Now that Spring is here, are you looking for a simple way to recycle your yard and food wastes plus help your garden and trees? A backyard composting project is the answer to less garbage in the landfill and more nutrients in your soil. This composting process takes as little as one month, can replace fertilizer and its free. Plus, composting helps neutralize toxins such as insecticides, herbicides and fungicides. Composting also conserves water, reduces weeds and is a great way to recycle organic materials. And is a rich, soil conditioner when organic materials break down. Have I sold you yet?
According to a study conducted by Dr. William Rahtje of the University of Arizona, the trash of a typical Arizona resident consists of 26 % yard waste and 11% food waste. By composting you could divert over 1/3 of your total household waste from the landfill and help Mother Earth.
Think of your compost pile as a living breathing creature. It only needs air, water, food, love and attention.
Locating the Ideal Spot in Your Yard
The ideal site needs equal amounts of sunshine and shade in the summer and full sun in the winter. Make sure its an area in your backyard that is level, easy accessible and large enough to accommodate a pile that is three to five feet high and three to five feet across. Expensive bins aren't necessary because a compost site can be enclosed with chicken wire, scrap wood, used pallets, cinder blocks or fencing. Plastic garbage cans work equally well, but I wouldn't recommend metal as they have a tendency to rust.
First make sure your compost pile is located within reach of water, protected from direct high winds and out of direct view. Look for an area with good drainage and away from wooden structures to eliminate heat and moisture damage from the composting process.
The Layering Process
Whenever you add layers, try to alternate between brown (leaves, twigs, etc.) and green (grass clippings, food scraps, etc.) Chop or shred very coarse or stringy materials so they decompose faster and moisten each layer with enough water so that the consistency of the compost materials is similar to a wrung out sponge. Try to turn your pile every week. If done properly, it takes approximately six weeks to three months to change yard and kitchen waste into finished compost. The more you turn the pile, the faster it will compost. However, too much turning will prevent the pile from heating up and decomposing.

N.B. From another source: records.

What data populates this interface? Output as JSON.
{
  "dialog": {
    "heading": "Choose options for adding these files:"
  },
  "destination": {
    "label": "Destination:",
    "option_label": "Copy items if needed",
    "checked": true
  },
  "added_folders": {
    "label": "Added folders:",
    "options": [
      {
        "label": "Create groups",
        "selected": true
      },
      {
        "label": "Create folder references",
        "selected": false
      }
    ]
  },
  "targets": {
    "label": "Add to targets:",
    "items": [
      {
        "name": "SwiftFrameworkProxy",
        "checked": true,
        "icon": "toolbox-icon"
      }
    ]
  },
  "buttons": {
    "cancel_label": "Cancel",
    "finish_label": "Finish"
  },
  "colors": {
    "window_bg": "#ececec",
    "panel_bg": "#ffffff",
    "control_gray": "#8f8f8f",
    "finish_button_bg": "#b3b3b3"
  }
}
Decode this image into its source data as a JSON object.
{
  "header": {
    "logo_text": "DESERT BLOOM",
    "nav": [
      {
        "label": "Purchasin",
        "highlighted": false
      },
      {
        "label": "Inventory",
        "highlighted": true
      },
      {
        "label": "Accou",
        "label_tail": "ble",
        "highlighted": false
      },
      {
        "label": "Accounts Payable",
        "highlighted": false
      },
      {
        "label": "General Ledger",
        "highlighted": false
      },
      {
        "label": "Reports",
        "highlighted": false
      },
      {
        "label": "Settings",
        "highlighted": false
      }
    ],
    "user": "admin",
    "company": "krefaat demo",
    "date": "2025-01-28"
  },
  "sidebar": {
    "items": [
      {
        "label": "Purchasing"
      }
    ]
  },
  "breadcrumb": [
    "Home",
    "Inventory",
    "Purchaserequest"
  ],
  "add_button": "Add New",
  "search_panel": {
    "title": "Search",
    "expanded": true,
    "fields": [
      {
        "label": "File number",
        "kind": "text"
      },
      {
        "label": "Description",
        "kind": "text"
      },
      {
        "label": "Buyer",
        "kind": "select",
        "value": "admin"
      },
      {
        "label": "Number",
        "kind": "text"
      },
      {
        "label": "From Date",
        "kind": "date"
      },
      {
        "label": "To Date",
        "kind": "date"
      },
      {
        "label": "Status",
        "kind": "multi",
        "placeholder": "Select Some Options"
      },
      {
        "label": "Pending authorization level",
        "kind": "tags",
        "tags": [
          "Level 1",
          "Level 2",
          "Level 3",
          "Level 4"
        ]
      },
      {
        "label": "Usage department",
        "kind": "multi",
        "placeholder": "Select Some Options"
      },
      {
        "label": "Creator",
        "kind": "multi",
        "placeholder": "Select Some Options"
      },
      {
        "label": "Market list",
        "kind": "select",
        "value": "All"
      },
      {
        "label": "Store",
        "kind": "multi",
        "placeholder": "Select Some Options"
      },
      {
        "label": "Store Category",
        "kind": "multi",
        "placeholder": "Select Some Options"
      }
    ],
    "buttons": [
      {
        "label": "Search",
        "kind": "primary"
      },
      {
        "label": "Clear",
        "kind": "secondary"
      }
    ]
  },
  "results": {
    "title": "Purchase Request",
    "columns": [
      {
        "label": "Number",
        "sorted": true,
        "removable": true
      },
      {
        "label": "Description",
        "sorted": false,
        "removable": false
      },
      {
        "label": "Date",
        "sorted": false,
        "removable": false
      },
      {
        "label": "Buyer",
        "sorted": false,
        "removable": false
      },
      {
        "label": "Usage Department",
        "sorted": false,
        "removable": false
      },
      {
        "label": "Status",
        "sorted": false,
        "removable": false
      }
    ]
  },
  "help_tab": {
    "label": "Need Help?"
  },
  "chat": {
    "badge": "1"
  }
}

Start gathering all your yard waste such as grass clippings, leaves, twigs, flowers, potting soil, wood chips, sawdust, cactus and non spreading weeds. From the house bring out all vegetable and fruit scraps, bread and grains, coffee filters and grounds, tea bags, egg shells, shredded newspaper, nut shells, tissue paper, pencil shavings, hair brush hair, corn husks, corks, toothpicks, spent matches, moldy bread, vacuum cleaner and laundry lint. However, keep in mind it is not a good idea to compost any meat, fish, dairy products, cooking oil, pet feces, insect infested
plants, wood ashes, charcoal, bones or pressure treated, painted or preserved lumber.
Concerned About Unpleasant Odors?
Don’t be. But, if you are apprehensive about odors or attracting bugs, just turn the pile. This adds oxygen and will quickly end any odor problem. A finished compost has a faint, earthy smell and is a wonderful haven for earthworms to hang out.
When your compost is ready to use, spread a minimum of one inch throughout your garden every spring before planting and mix into the soil. Another layer may be adding during the growing season and then be prepared to enjoy your harvest.